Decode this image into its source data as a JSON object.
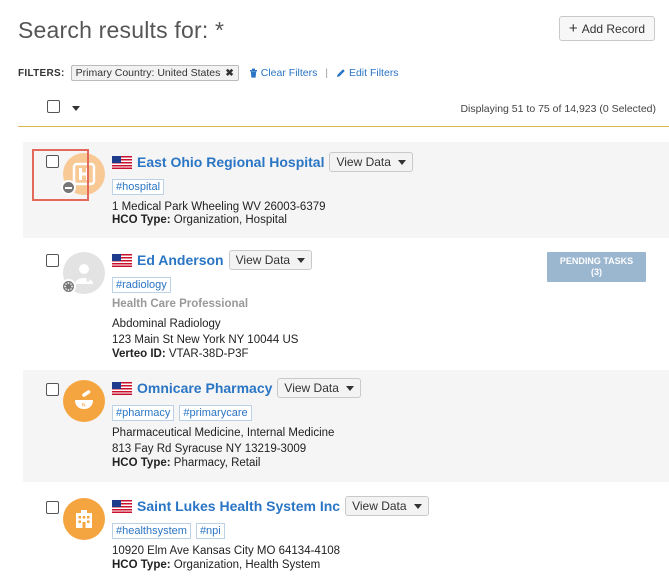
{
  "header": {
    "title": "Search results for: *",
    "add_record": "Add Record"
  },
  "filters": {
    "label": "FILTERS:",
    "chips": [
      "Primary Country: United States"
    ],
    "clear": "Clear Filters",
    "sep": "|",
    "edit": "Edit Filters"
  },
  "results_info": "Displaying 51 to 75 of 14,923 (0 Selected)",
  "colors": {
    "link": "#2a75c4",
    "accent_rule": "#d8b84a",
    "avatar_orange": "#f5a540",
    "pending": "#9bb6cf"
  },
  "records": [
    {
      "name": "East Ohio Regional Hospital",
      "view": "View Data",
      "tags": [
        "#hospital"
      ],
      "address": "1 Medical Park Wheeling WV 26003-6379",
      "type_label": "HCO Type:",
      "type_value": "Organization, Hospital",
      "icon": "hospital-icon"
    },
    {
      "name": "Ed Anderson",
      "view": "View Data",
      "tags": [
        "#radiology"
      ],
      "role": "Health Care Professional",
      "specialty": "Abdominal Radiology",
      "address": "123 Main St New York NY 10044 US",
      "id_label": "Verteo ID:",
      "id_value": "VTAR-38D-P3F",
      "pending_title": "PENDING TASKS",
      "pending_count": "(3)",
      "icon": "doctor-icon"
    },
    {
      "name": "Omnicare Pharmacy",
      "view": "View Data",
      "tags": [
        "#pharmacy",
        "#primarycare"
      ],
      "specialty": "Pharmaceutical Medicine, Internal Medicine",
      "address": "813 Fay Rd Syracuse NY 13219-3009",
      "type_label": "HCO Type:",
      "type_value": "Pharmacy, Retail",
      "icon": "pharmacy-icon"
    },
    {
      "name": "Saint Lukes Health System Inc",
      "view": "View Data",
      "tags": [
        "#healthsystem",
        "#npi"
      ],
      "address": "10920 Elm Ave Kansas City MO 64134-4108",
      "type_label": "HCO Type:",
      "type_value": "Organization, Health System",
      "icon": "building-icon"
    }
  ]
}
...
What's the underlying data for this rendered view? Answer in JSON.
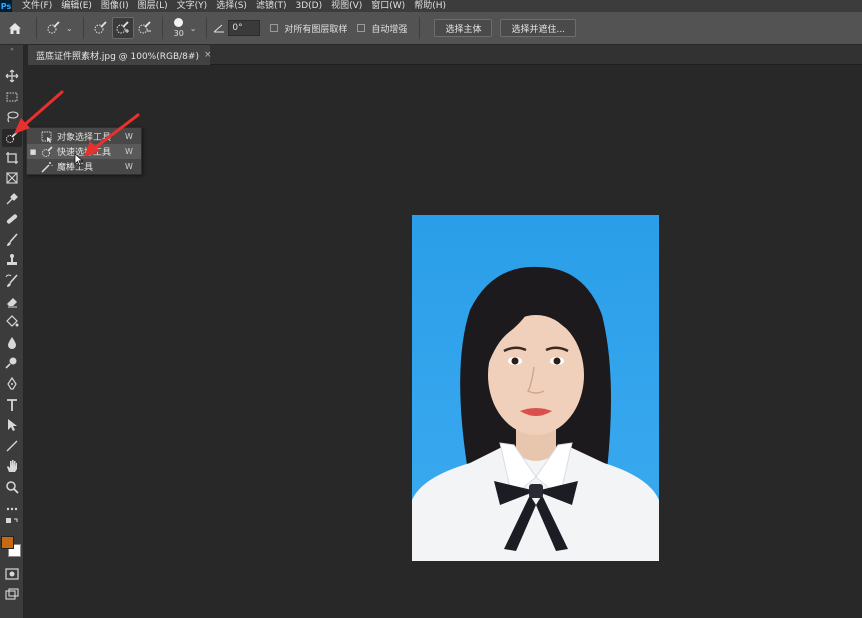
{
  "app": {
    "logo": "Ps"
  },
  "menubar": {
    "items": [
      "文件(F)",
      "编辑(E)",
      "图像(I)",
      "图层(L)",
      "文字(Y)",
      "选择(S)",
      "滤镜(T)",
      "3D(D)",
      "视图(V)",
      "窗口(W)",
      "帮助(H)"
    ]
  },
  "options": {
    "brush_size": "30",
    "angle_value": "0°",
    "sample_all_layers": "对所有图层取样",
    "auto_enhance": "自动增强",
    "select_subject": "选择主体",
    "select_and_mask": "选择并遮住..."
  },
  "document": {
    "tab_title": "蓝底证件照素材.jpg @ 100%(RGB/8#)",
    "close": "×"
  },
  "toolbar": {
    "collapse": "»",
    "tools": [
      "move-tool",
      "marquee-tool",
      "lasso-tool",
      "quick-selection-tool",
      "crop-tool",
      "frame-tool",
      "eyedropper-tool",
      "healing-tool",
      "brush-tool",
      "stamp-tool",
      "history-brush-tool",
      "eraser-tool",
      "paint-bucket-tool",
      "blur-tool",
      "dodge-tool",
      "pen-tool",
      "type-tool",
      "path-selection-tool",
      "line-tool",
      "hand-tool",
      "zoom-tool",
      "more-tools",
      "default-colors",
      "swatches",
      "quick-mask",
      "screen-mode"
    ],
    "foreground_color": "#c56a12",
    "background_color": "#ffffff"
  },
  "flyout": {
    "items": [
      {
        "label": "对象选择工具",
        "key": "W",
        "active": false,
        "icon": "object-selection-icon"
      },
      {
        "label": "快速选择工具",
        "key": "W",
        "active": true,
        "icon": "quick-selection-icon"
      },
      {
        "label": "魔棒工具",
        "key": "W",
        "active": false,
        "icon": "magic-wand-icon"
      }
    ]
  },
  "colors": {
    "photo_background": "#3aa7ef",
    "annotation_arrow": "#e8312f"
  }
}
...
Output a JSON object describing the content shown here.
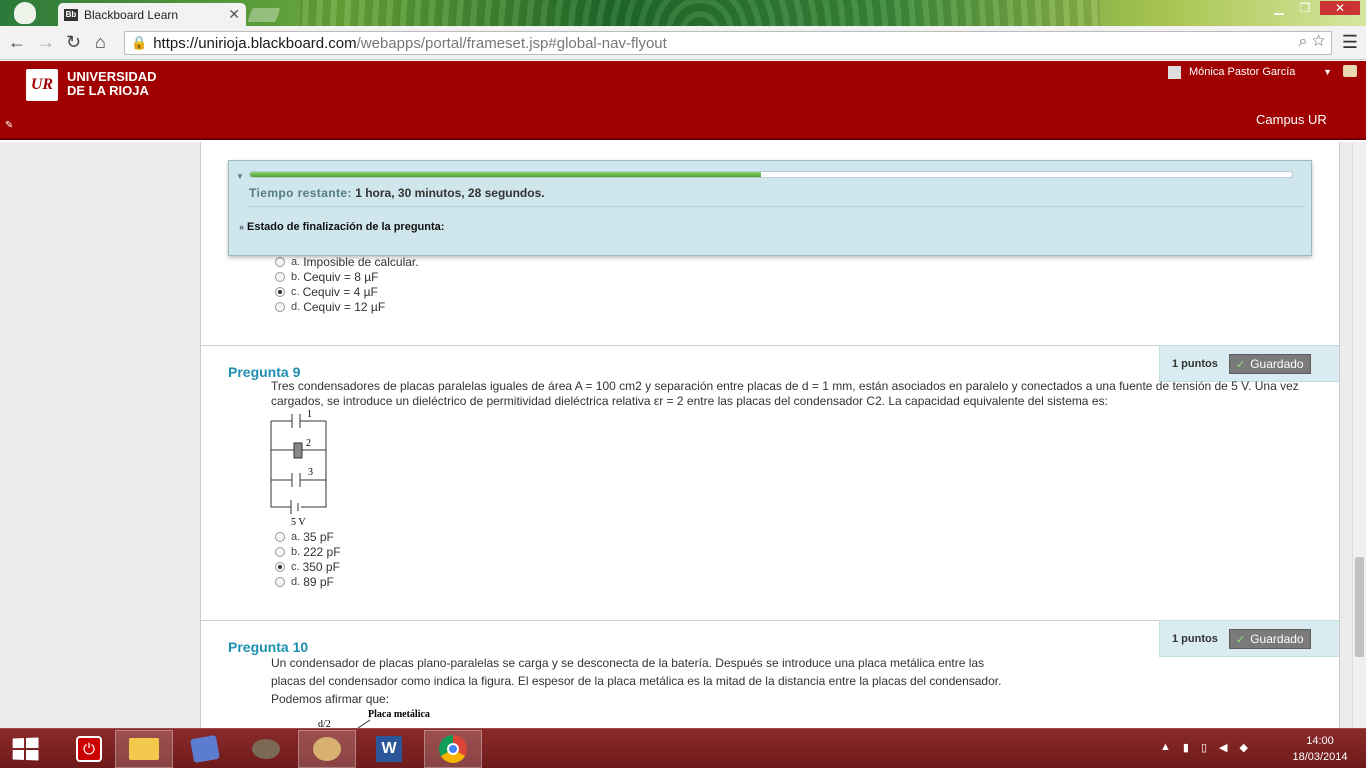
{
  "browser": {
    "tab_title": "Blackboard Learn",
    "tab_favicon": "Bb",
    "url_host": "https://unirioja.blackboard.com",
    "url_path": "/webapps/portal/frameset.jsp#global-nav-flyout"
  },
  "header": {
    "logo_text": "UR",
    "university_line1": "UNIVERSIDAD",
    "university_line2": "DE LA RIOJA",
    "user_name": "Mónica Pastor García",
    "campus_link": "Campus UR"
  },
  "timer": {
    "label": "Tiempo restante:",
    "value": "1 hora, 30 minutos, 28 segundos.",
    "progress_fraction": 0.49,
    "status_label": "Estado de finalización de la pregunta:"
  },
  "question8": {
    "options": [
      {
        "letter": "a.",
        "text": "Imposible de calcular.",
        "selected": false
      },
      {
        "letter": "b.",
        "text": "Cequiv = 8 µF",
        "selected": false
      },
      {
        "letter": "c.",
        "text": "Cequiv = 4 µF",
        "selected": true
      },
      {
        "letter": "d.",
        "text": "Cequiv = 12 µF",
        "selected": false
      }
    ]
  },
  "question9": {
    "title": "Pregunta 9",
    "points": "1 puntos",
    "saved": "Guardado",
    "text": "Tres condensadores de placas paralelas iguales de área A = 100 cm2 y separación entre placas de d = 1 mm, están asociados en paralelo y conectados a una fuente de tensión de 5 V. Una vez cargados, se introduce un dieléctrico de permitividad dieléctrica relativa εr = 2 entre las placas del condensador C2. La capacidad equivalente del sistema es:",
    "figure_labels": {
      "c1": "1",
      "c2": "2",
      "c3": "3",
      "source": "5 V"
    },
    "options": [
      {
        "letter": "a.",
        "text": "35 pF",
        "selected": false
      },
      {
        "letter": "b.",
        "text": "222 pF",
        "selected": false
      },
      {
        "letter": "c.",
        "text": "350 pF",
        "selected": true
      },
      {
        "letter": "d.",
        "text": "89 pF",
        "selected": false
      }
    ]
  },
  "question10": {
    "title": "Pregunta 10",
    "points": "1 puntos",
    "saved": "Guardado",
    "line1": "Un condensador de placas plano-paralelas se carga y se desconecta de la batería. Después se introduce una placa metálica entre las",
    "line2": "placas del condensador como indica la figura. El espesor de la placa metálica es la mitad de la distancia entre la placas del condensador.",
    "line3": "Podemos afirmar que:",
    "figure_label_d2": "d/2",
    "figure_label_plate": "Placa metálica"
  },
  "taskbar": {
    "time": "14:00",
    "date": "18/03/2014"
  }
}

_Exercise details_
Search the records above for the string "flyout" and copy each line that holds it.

_Your solution_
  "flyout": {
    "url_path": "/webapps/portal/frameset.jsp#global-nav-flyout"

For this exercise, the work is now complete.